Learning English is given utmost importance. However, teachers realize that developing second language fluency is a long process, and that while it is essential to continue supporting and nurturing language development, cognitive growth also has an impact on long-range academic outcomes. Strong support is given to continuous development of students' academic skills.

Three language options are available for required courses: They may be taught through Spanish, English, or sheltered English. The same number of credits are granted for all options, and all options provide academically challenging study for students that will open doors to postsecondary education and other opportunities.

Through their commitment to providing all students with more opportunities to succeed, the staff at Calexico High School have created a highly effective secondary school program for immigrant students. (For a description of other successful secondary school programs for immigrant students, see Walqui, 2000).

Conclusion

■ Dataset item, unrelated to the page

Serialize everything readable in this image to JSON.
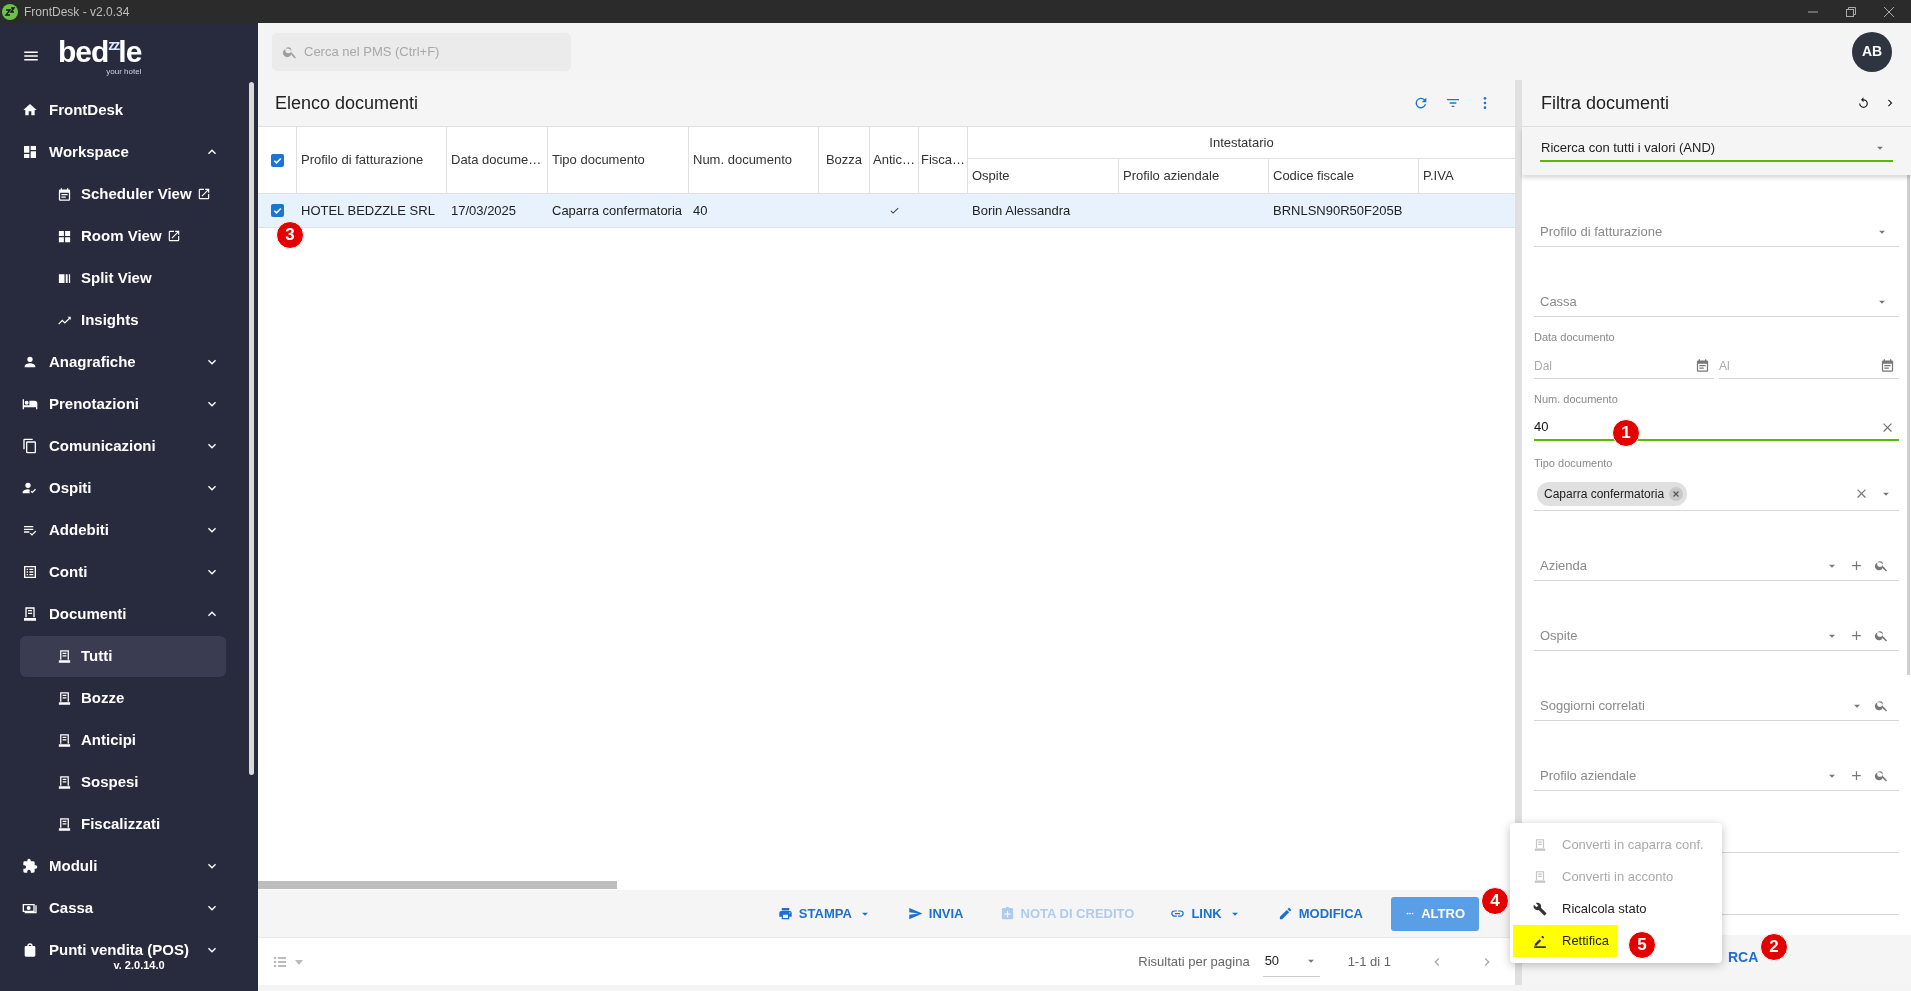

The 10 principles of effective programs discussed in this digest can contribute to the success of immigrant secondary school students by creating positive and engaging learning contexts. A strong commitment to the educational success of immigrant students is ultimately the foundation for all successful programs. For society, this commitment involves supporting the development of effective programs through resources, funding, professional development, and research.

References

Adger, C., Kalyanpur, M., Peterson, D., & Bridger, T. (1995). Engaging students: Thinking, talking, cooperating. Thousand Oaks, CA: Corwin.

Delpit, L. (1995). Other people's children: Cultural conflict in the classroom. New York, NY: The New Press.

Kagan, S., & McGroarty, M. (1993). Principles of cooperative learning for language and content gains. In D.D. Holt (Ed.), Cooperative learning: A response to linguistic and cultural diversity (pp.47-66). McHenry, IL, and Washington, DC: Delta Systems and Center for Applied Linguistics.

O'Malley, J.M., & Chamot, A.U. (1989). Learning strategies in second language acquisition. Cambridge, England: Cambridge University Press.

Perkins, D. (1993). An apple for education: Teaching and learning for understanding (EdPress Elam Lecture, Rowan College of New Jersey). Glasboro, NJ: EdPress.

Ramírez, J.D., & Merino, B.J. (1990). Classroom talk in English immersion, early-exit, and late-exit transitional bilingual education programs. In R. Jacobson & C. Faltis (Eds.), Language distribution issues in bilingual schooling (pp. 61-103). Clevedon, England: Multilingual Matters.

Walqui, A. (2000). Access and engagement: Program design and instructional approaches for immigrant students in secondary schools. McHenry, IL, and Washington, DC: Delta Systems and Center for Applied Linguistics.

This digest is drawn from Access and Engagement: Program Design and Instructional Approaches for Immigrant Students in Secondary Schools, by Aída Walqui, the fourth volume in the Topics in Immigrant Education series.


This digest was prepared with funding from the U.S. Dept. of Education, Office of Educational Research and Improvement, National Library of Education, under contract no. ED-99-CO-0008. The opinions expressed do not necessarily reflect the positions or policies of ED, OERI, or NLE.